BEGIN SUPPLIED MATERIAL

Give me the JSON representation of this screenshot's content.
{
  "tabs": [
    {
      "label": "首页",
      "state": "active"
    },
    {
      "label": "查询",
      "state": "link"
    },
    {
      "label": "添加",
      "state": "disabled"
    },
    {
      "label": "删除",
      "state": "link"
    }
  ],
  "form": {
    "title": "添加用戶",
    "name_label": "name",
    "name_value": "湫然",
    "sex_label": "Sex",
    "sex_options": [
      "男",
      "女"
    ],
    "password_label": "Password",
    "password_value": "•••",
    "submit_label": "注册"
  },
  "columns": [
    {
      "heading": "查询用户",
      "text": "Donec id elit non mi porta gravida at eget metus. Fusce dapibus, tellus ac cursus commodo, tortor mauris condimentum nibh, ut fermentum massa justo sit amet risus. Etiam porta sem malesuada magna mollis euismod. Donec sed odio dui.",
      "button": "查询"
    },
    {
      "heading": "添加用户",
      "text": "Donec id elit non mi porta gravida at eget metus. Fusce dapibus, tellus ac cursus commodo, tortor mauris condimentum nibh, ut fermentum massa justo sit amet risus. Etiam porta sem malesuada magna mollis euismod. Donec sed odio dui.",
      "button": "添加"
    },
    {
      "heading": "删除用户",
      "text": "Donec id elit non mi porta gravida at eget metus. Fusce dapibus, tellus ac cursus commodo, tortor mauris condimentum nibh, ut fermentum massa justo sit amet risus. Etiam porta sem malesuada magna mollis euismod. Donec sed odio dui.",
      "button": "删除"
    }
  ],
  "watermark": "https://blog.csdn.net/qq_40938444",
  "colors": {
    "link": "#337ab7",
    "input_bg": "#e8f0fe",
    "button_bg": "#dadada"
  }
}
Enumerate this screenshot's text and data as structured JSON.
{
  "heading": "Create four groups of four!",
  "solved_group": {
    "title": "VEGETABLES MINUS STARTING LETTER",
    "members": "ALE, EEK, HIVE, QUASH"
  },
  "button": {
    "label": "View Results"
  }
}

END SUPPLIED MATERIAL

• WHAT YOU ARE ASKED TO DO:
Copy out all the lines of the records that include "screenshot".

• SOLUTION FOR THIS PROBLEM:
Give me the JSON representation of this screenshot's content.
Enumerate this screenshot's text and data as structured JSON.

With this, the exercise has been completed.